What you need to do — This exercise requires every record to be repeated exactly.

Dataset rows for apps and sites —
***

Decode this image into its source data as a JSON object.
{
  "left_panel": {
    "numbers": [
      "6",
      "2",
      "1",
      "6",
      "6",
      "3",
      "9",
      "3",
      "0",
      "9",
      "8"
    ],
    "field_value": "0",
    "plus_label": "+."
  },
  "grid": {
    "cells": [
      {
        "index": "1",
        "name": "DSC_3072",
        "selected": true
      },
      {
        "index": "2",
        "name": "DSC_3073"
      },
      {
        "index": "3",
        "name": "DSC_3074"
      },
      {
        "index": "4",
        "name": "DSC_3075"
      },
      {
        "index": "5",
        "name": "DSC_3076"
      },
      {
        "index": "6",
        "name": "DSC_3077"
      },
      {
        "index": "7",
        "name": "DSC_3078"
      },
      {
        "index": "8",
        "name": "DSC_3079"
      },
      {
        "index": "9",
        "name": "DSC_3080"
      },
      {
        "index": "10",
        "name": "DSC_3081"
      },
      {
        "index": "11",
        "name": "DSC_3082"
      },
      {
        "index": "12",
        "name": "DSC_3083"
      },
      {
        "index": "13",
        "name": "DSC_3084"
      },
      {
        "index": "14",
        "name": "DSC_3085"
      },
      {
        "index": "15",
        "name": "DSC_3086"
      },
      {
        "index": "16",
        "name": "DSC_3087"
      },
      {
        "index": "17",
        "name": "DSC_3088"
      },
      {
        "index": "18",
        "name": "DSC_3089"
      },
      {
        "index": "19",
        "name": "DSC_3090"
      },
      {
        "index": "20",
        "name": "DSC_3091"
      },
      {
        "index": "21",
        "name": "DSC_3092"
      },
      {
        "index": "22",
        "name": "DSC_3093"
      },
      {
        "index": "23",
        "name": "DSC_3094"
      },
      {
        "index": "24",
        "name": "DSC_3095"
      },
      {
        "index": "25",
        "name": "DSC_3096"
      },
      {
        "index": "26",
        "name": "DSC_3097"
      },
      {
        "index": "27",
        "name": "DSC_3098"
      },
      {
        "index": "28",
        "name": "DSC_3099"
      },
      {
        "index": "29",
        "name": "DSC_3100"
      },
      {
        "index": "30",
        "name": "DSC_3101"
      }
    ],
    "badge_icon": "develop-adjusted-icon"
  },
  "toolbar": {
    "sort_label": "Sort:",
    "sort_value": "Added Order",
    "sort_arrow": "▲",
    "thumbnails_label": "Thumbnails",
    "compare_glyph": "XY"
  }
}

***

Response area —
Decode this image into its source data as a JSON object.
{
  "left_panel": {
    "numbers": [
      "6",
      "2",
      "1",
      "6",
      "6",
      "3",
      "9",
      "3",
      "0",
      "9",
      "8"
    ],
    "field_value": "0",
    "plus_label": "+."
  },
  "grid": {
    "cells": [
      {
        "index": "1",
        "name": "DSC_3072",
        "selected": true
      },
      {
        "index": "2",
        "name": "DSC_3073"
      },
      {
        "index": "3",
        "name": "DSC_3074"
      },
      {
        "index": "4",
        "name": "DSC_3075"
      },
      {
        "index": "5",
        "name": "DSC_3076"
      },
      {
        "index": "6",
        "name": "DSC_3077"
      },
      {
        "index": "7",
        "name": "DSC_3078"
      },
      {
        "index": "8",
        "name": "DSC_3079"
      },
      {
        "index": "9",
        "name": "DSC_3080"
      },
      {
        "index": "10",
        "name": "DSC_3081"
      },
      {
        "index": "11",
        "name": "DSC_3082"
      },
      {
        "index": "12",
        "name": "DSC_3083"
      },
      {
        "index": "13",
        "name": "DSC_3084"
      },
      {
        "index": "14",
        "name": "DSC_3085"
      },
      {
        "index": "15",
        "name": "DSC_3086"
      },
      {
        "index": "16",
        "name": "DSC_3087"
      },
      {
        "index": "17",
        "name": "DSC_3088"
      },
      {
        "index": "18",
        "name": "DSC_3089"
      },
      {
        "index": "19",
        "name": "DSC_3090"
      },
      {
        "index": "20",
        "name": "DSC_3091"
      },
      {
        "index": "21",
        "name": "DSC_3092"
      },
      {
        "index": "22",
        "name": "DSC_3093"
      },
      {
        "index": "23",
        "name": "DSC_3094"
      },
      {
        "index": "24",
        "name": "DSC_3095"
      },
      {
        "index": "25",
        "name": "DSC_3096"
      },
      {
        "index": "26",
        "name": "DSC_3097"
      },
      {
        "index": "27",
        "name": "DSC_3098"
      },
      {
        "index": "28",
        "name": "DSC_3099"
      },
      {
        "index": "29",
        "name": "DSC_3100"
      },
      {
        "index": "30",
        "name": "DSC_3101"
      }
    ],
    "badge_icon": "develop-adjusted-icon"
  },
  "toolbar": {
    "sort_label": "Sort:",
    "sort_value": "Added Order",
    "sort_arrow": "▲",
    "thumbnails_label": "Thumbnails",
    "compare_glyph": "XY"
  }
}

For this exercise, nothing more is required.